Wednesday, April 05, 2006
always live in hope
that's what jacqueline gillespie would write in the front of copies of her book, when she signed them for people. in my copy that i've got here [that pic above is from google-image] she's underlined the always. she didn't sign if for me, i got it in a second-hand bookshop for $15. it's a good read. like a lot of women who married muslim men, i went through a stage of being somewhat perversely attracted to reading all the horror stories, of kidnappings and abuse, of running away across mountains with your child strapped to your back type stuff. of confiscated passports and threats along the lines of "you can leave, but the children stay with me."
i am so happy for jacqueline and her daughter, shah. to be reunited after 14 years, of waiting and wondering and no contact. she would send them birthday and christmas presents and videod messages, and never hear anything back. as far as i know, for 14 years, she never heard anything back. how awful that must have been. to think that people might be brainwashing your daughter and son, telling them bad things about you, that you don't love them anymore.
just not knowing.
shah was kidnapped at the age of 6, so little and vulnerable. and needing her mummy so much. now she's 20. we still need our mum, for as long as they are alive.
and this is what her father had to say, the malasian prince:

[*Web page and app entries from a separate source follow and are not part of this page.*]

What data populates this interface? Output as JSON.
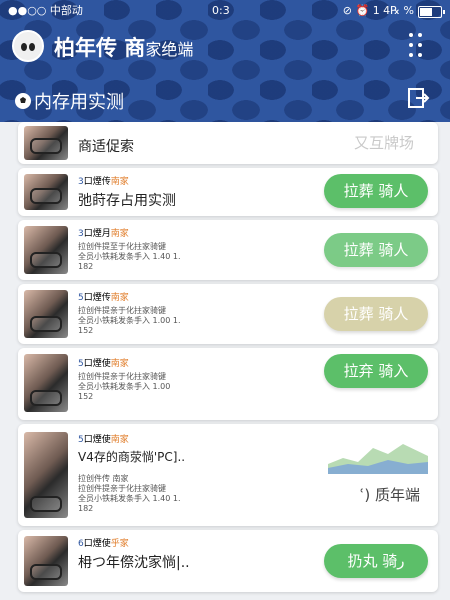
{
  "status_bar": {
    "carrier": "●●○○ 中部动",
    "time": "0:3",
    "indicators": "⊘ ⏰ 1 4℞ %",
    "battery_level": 0.6
  },
  "app_bar": {
    "title": "柏年传 商",
    "title_suffix": "家绝端",
    "more_icon": "more-dots-icon"
  },
  "section": {
    "title": "内存用实测",
    "exit_icon": "exit-icon"
  },
  "cards": [
    {
      "title": "商适促索",
      "side_label": "又互牌场",
      "button": ""
    },
    {
      "tag": "3",
      "meta": "口煙传",
      "vendor": "南家",
      "title": "弛莳存占用实测",
      "button": "拉葬 骑人"
    },
    {
      "tag": "3",
      "meta": "口煙月",
      "vendor": "南家",
      "desc": [
        "拉创件提至于化拄家骑键",
        "全员小铁耗发条手入 1.40 1.",
        "182"
      ],
      "button": "拉葬 骑人"
    },
    {
      "tag": "5",
      "meta": "口煙传",
      "vendor": "南家",
      "desc": [
        "拉创件提亲于化拄家骑键",
        "全员小铁耗发条手入 1.00 1.",
        "152"
      ],
      "button": "拉葬 骑人"
    },
    {
      "tag": "5",
      "meta": "口煙使",
      "vendor": "南家",
      "desc": [
        "拉创件提亲于化拄家骑键",
        "全员小铁耗发条手入 1.00",
        "152"
      ],
      "button": "拉弃 骑入"
    },
    {
      "tag": "5",
      "meta": "口煙使",
      "vendor": "南家",
      "title": "V4存的商荥惝'PC]..",
      "desc": [
        "拉创件传 南家",
        "拉创件提亲于化拄家骑键",
        "全员小铁耗发条手入 1.40 1.",
        "182"
      ],
      "side_label": "ՙ) 质年端"
    },
    {
      "tag": "6",
      "meta": "口煙使",
      "vendor": "乎家",
      "title": "枏つ年傺沈家惝|..",
      "button": "扔丸 骑ر"
    }
  ]
}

It's only natural that she wants to visit her mother.
She is a big girl now, going to be 21.
She wants to be with her mother, so what is there for me to say?
so in his mind what he did was perfectly ok. it was so cruel and heartless. i wonder what he's done to the son, iddin. why doesn't iddin want to see his mother?
it broke my heart to read the book, and now i feel a sort of joy, but also like i want to cry.
great heaving racking sobs.
what is it about mothers and daughters?